* ACTIVITY
This exercise asks for a copy of each line in the records below with the word "image" in it.

== INPUT DATA

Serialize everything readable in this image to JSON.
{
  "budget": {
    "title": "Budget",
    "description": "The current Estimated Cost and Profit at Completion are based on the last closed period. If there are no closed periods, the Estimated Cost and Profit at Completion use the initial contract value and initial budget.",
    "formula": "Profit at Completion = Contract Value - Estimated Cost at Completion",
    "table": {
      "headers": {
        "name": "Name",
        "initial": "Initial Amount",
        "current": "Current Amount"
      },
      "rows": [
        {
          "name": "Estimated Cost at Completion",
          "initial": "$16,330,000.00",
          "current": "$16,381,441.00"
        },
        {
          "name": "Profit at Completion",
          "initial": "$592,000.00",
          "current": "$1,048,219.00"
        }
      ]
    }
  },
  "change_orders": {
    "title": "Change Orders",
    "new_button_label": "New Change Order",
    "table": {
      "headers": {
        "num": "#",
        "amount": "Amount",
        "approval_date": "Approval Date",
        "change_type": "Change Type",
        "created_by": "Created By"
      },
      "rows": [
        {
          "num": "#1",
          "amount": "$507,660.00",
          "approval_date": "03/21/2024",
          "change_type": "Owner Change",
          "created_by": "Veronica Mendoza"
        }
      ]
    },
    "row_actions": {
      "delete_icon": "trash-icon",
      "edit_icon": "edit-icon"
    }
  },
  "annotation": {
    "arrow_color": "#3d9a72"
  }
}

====
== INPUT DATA

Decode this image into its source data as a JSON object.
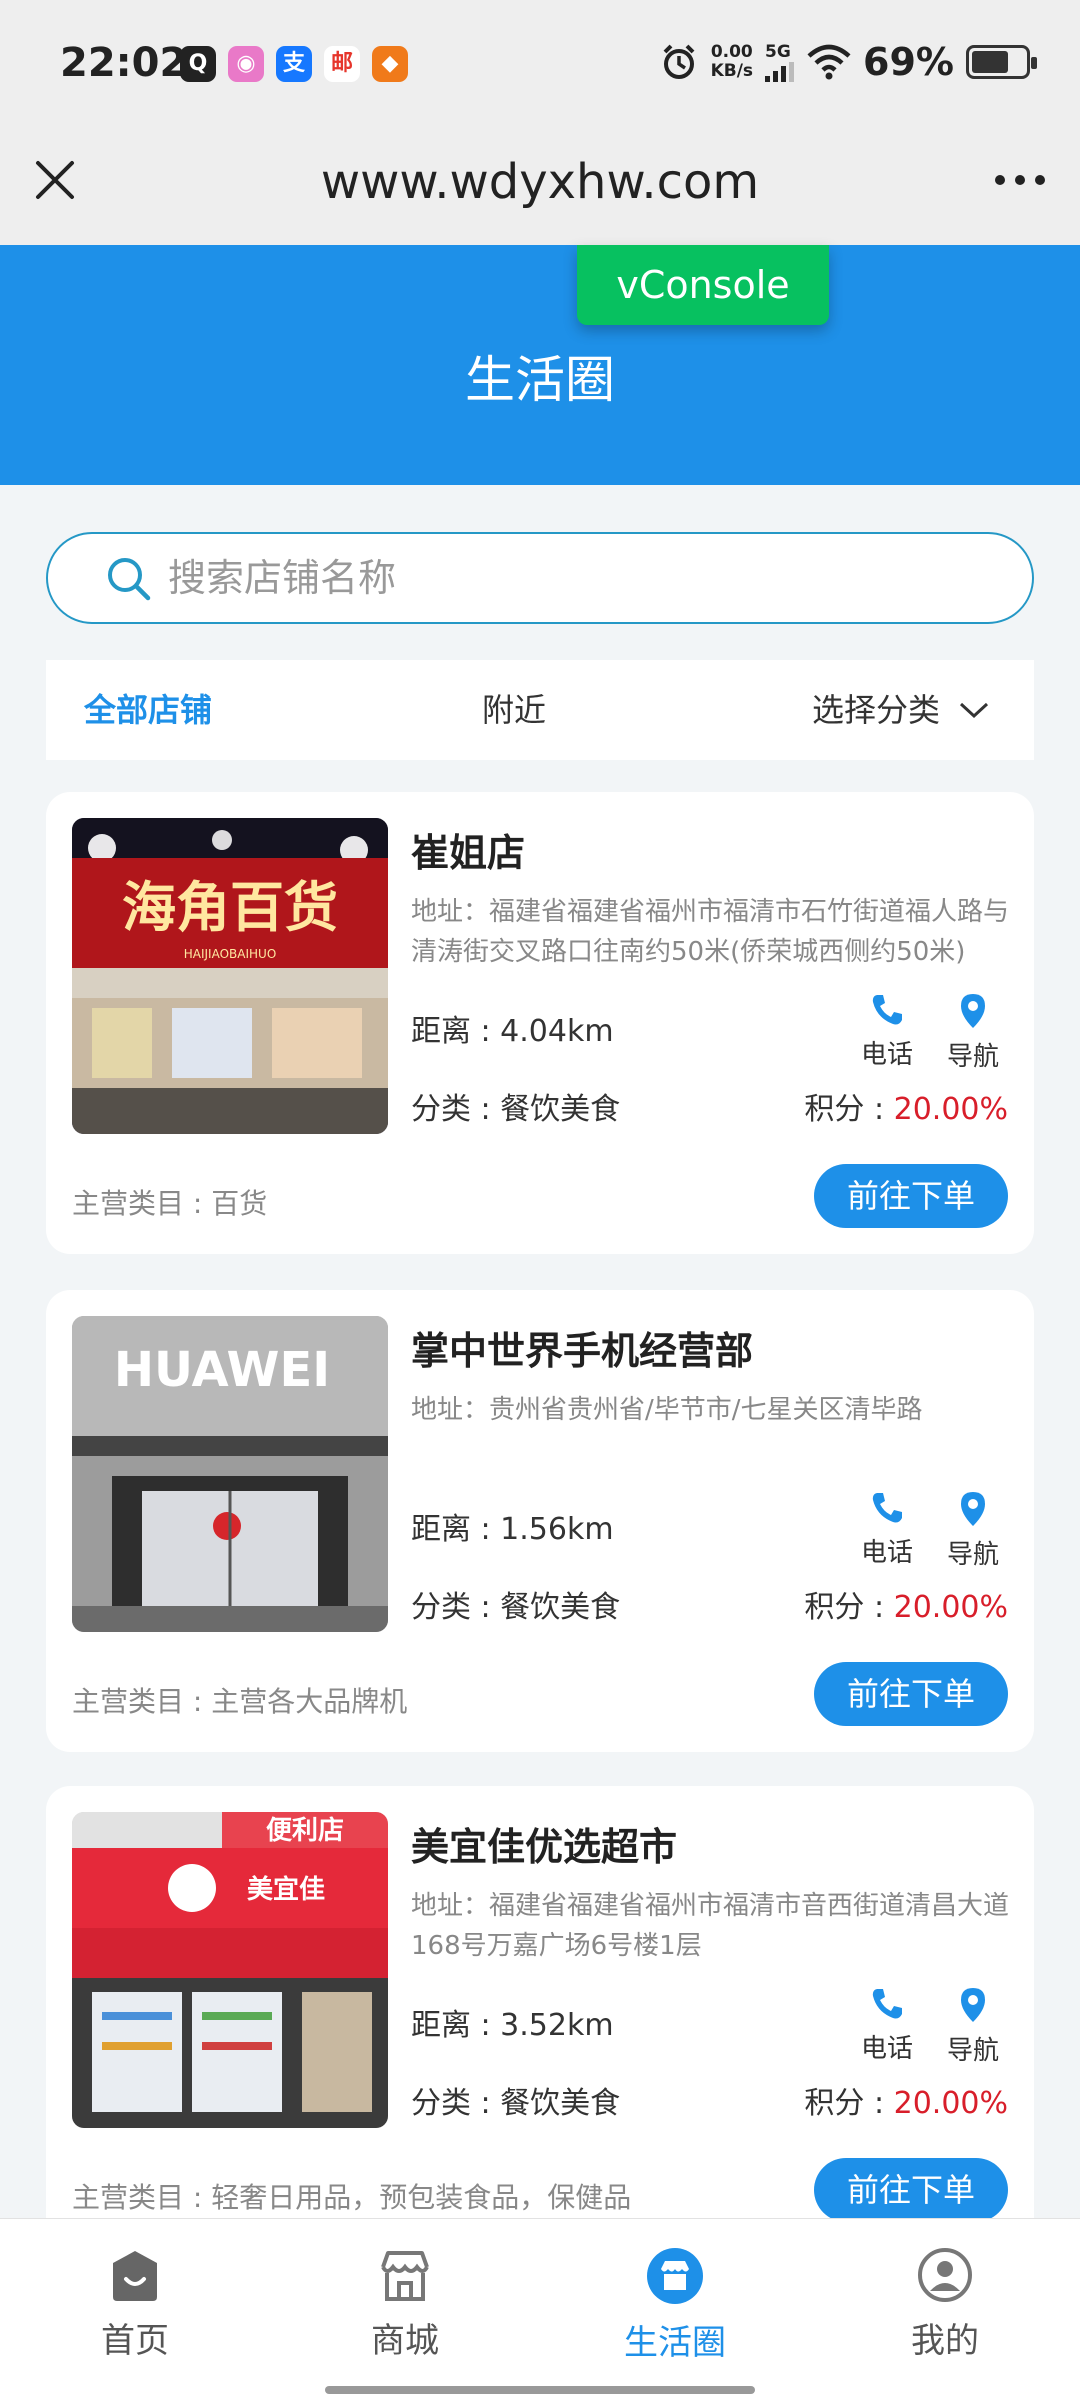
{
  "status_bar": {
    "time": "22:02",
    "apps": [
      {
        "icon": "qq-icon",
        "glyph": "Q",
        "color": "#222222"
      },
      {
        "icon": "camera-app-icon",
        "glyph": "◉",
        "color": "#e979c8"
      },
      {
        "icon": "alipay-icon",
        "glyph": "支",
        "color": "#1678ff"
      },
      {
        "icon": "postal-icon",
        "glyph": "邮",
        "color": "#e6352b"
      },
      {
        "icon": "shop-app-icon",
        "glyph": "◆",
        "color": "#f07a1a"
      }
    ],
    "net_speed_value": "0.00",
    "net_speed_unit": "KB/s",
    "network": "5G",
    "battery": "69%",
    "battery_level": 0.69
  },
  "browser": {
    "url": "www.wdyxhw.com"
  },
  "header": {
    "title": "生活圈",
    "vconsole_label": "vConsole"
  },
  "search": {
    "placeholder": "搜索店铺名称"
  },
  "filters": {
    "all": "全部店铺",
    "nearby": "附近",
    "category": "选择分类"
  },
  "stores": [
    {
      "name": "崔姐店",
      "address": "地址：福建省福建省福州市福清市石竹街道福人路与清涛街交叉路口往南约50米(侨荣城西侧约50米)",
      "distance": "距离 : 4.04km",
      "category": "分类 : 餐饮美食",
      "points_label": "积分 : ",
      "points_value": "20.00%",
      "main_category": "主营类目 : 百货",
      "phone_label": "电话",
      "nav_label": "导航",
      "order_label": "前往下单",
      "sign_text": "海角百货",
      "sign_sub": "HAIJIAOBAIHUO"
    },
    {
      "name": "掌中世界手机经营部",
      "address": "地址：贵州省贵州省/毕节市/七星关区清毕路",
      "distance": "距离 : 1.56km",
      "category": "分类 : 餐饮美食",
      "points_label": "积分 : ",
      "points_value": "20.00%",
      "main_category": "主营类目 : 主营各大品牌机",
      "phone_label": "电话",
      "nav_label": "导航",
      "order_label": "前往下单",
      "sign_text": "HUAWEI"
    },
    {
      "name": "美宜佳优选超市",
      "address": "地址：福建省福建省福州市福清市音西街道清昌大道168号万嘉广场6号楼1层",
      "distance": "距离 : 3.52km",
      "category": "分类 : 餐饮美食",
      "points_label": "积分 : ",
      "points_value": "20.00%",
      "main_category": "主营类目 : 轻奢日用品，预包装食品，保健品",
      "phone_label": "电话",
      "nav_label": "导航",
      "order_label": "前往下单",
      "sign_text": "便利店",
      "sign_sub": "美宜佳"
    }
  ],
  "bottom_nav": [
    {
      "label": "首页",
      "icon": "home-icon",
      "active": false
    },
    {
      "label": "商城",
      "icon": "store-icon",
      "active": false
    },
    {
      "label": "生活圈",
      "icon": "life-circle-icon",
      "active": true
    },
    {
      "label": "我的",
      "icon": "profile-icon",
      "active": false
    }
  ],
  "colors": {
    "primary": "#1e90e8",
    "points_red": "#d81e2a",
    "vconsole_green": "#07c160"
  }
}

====

* WRITTEN RESPONSE
Serialize everything readable in this image to JSON.
Decode this image into its source data as a JSON object.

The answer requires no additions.